- Strictly prohibits commercial driver harassment. The Final Rule provides substantive, procedural and technical provisions (e.g., requiring a mute function and restrictions on ability to edit records) designed to protect commercial truck and bus drivers from harassment resulting from information generated by ELDs and intended to work in conjunction with the rule prohibiting coercion of drivers. [Please see our Transportation Law Alert from Monday, December 7, 2015 covering the rule prohibiting driver coercion in more detail].
- Sets technology specifications detailing performance and design requirements for ELDs so that manufacturers are able to produce and certify that their devices and systems are compliant– and purchasers are enabled to make informed decisions. There is no requirement for real-time tracking.
- Reduces hours-of-service supporting document (shipping documents, fuel purchase receipts, etc.) requirements by requiring up to 8 supporting documents be retained for every 24-hour period a driver is on duty. The final rule defines supporting documents and identifies five categories. Drivers are required to submit supporting documents to the driver’s employer within 13 days. In most cases, a motor carrier would not be required to retain supporting documents verifying on-duty driving time.

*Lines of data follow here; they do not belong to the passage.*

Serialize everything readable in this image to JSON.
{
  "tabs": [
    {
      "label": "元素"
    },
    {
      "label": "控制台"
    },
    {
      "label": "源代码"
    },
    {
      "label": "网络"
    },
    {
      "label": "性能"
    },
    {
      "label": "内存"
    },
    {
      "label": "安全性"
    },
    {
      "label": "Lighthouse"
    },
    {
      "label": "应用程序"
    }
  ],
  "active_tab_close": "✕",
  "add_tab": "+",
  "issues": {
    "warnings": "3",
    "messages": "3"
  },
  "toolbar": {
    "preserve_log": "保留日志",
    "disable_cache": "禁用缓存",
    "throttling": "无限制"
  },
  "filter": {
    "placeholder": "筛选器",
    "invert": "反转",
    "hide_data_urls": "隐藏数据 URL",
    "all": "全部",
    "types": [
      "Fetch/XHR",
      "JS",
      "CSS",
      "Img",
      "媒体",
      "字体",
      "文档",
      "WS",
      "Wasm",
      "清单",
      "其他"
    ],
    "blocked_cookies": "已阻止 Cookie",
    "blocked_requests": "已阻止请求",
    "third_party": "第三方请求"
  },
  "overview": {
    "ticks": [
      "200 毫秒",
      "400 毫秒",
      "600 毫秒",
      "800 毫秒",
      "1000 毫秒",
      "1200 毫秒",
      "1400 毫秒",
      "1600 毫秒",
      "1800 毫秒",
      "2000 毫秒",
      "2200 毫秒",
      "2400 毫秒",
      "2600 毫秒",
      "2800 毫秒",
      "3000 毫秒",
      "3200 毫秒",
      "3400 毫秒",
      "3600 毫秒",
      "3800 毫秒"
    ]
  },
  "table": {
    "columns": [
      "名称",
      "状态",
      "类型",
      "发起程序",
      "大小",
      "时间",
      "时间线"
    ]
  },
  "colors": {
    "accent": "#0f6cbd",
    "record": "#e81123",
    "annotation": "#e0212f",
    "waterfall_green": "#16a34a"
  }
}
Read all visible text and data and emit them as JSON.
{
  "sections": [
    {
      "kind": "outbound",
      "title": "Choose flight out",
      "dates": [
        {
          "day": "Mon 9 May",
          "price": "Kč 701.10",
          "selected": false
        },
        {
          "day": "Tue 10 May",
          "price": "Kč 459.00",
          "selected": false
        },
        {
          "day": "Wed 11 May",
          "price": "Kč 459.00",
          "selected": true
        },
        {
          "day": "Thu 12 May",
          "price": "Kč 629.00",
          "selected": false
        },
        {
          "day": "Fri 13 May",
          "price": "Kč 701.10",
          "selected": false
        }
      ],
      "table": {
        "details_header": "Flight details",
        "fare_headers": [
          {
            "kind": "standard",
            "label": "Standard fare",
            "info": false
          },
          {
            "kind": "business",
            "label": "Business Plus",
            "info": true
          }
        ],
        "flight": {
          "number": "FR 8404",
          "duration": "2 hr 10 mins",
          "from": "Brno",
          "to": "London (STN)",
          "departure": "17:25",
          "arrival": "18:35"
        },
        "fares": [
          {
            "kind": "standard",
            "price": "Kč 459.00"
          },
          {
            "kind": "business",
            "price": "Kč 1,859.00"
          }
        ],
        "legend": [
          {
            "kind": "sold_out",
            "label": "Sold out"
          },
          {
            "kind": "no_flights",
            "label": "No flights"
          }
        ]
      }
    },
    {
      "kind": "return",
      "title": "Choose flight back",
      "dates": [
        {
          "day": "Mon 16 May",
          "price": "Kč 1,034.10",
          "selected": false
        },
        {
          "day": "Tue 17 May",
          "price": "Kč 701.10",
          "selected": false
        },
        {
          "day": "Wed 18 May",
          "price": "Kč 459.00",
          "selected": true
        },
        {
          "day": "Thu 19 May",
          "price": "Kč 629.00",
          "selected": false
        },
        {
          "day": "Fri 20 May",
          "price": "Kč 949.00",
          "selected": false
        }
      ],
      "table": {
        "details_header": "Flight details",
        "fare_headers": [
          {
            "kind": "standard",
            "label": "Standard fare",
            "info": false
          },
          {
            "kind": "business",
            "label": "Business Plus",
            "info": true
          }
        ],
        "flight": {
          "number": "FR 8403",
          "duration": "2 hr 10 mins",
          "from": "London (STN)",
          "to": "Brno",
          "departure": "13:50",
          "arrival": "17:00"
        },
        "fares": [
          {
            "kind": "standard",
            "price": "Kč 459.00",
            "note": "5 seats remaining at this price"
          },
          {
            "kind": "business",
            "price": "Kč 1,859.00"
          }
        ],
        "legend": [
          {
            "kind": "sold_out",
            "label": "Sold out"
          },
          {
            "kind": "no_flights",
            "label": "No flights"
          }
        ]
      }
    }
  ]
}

The ELD Final Rule permits the use of smart phones and other wireless devices as ELDs, so long as they satisfy technical specifications, are certified, and are listed on an FMCSA website as acceptable ELDs. Canadian- and Mexican-domiciled drivers will also be required to use ELDs when operating on U.S. roadways.